:: EXERCISE DIRECTIONS ::
The full set of entries below, restated word for word and stripped of images, is the expected result.

:: DATASET RECORDS ::
_ _ _

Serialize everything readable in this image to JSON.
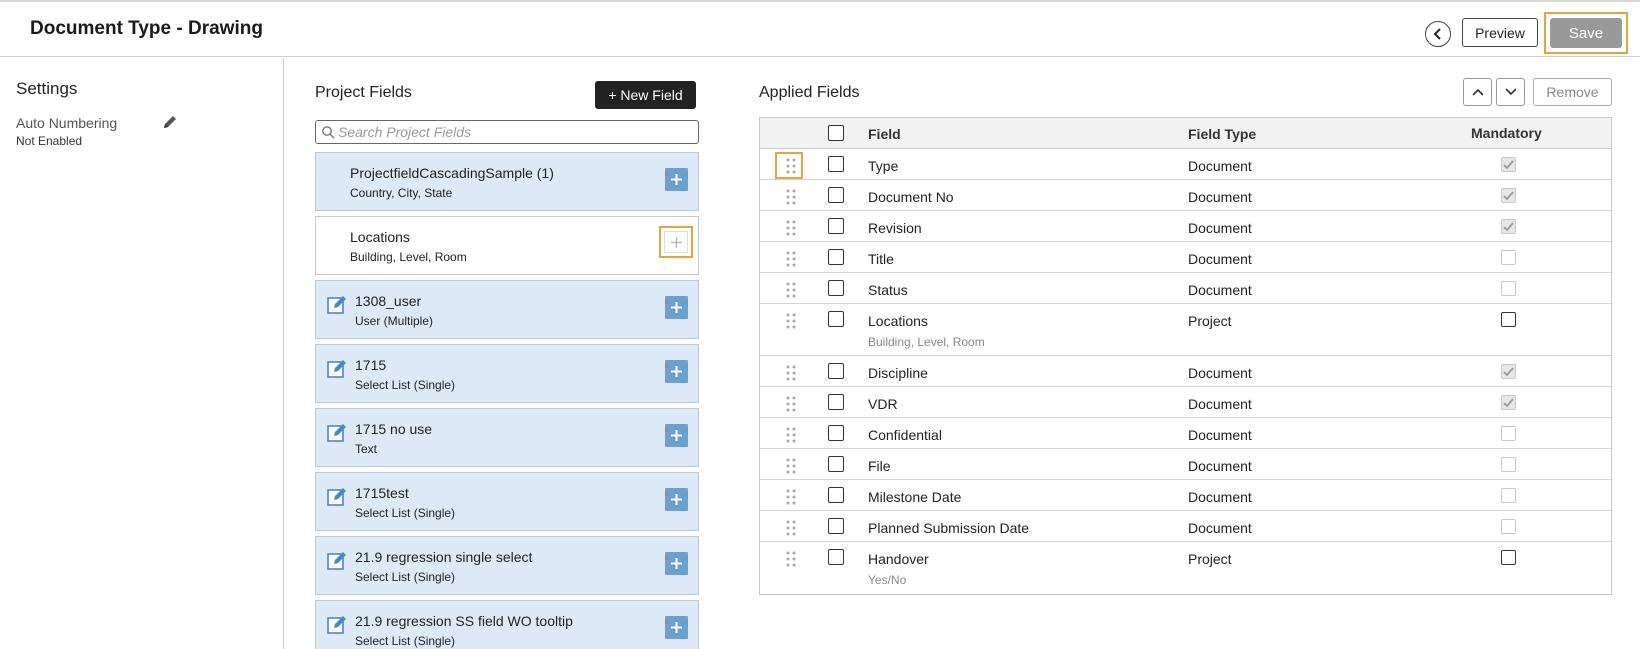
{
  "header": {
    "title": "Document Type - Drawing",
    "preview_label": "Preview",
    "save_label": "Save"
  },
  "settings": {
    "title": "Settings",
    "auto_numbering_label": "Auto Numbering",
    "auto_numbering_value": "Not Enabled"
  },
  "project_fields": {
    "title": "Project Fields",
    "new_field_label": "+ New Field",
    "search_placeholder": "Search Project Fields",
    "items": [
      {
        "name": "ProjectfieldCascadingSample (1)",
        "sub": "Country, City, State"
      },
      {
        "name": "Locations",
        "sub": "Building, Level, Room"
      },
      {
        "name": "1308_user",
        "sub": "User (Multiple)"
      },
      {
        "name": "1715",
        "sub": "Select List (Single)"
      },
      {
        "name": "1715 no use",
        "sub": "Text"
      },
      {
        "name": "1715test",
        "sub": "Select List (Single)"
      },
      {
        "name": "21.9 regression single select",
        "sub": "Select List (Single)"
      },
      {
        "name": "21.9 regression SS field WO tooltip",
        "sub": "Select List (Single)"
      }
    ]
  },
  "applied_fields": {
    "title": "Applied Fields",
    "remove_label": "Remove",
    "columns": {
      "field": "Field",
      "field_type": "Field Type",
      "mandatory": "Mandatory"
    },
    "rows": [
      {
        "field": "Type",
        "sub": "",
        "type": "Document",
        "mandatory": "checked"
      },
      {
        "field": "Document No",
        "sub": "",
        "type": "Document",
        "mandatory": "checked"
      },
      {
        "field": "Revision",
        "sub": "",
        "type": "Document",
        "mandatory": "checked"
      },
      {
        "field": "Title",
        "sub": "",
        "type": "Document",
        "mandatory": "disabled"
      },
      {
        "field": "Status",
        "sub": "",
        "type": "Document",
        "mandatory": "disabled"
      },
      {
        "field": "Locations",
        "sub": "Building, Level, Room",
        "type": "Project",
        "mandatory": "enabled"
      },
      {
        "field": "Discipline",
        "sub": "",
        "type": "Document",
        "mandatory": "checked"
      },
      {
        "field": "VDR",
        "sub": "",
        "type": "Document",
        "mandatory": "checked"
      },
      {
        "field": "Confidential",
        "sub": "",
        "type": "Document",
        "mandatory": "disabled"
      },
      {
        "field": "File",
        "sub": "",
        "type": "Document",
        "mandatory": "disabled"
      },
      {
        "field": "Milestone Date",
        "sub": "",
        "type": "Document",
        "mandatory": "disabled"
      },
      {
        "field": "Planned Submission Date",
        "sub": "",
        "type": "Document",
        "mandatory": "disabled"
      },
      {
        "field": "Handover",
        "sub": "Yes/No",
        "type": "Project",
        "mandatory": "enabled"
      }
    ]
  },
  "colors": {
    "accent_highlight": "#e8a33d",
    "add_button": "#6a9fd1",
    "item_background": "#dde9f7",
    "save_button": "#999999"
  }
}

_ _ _

:: ANSWER BOX ::
Serialize everything readable in this image to JSON.
{
  "header": {
    "title": "Document Type - Drawing",
    "preview_label": "Preview",
    "save_label": "Save"
  },
  "settings": {
    "title": "Settings",
    "auto_numbering_label": "Auto Numbering",
    "auto_numbering_value": "Not Enabled"
  },
  "project_fields": {
    "title": "Project Fields",
    "new_field_label": "+ New Field",
    "search_placeholder": "Search Project Fields",
    "items": [
      {
        "name": "ProjectfieldCascadingSample (1)",
        "sub": "Country, City, State"
      },
      {
        "name": "Locations",
        "sub": "Building, Level, Room"
      },
      {
        "name": "1308_user",
        "sub": "User (Multiple)"
      },
      {
        "name": "1715",
        "sub": "Select List (Single)"
      },
      {
        "name": "1715 no use",
        "sub": "Text"
      },
      {
        "name": "1715test",
        "sub": "Select List (Single)"
      },
      {
        "name": "21.9 regression single select",
        "sub": "Select List (Single)"
      },
      {
        "name": "21.9 regression SS field WO tooltip",
        "sub": "Select List (Single)"
      }
    ]
  },
  "applied_fields": {
    "title": "Applied Fields",
    "remove_label": "Remove",
    "columns": {
      "field": "Field",
      "field_type": "Field Type",
      "mandatory": "Mandatory"
    },
    "rows": [
      {
        "field": "Type",
        "sub": "",
        "type": "Document",
        "mandatory": "checked"
      },
      {
        "field": "Document No",
        "sub": "",
        "type": "Document",
        "mandatory": "checked"
      },
      {
        "field": "Revision",
        "sub": "",
        "type": "Document",
        "mandatory": "checked"
      },
      {
        "field": "Title",
        "sub": "",
        "type": "Document",
        "mandatory": "disabled"
      },
      {
        "field": "Status",
        "sub": "",
        "type": "Document",
        "mandatory": "disabled"
      },
      {
        "field": "Locations",
        "sub": "Building, Level, Room",
        "type": "Project",
        "mandatory": "enabled"
      },
      {
        "field": "Discipline",
        "sub": "",
        "type": "Document",
        "mandatory": "checked"
      },
      {
        "field": "VDR",
        "sub": "",
        "type": "Document",
        "mandatory": "checked"
      },
      {
        "field": "Confidential",
        "sub": "",
        "type": "Document",
        "mandatory": "disabled"
      },
      {
        "field": "File",
        "sub": "",
        "type": "Document",
        "mandatory": "disabled"
      },
      {
        "field": "Milestone Date",
        "sub": "",
        "type": "Document",
        "mandatory": "disabled"
      },
      {
        "field": "Planned Submission Date",
        "sub": "",
        "type": "Document",
        "mandatory": "disabled"
      },
      {
        "field": "Handover",
        "sub": "Yes/No",
        "type": "Project",
        "mandatory": "enabled"
      }
    ]
  },
  "colors": {
    "accent_highlight": "#e8a33d",
    "add_button": "#6a9fd1",
    "item_background": "#dde9f7",
    "save_button": "#999999"
  }
}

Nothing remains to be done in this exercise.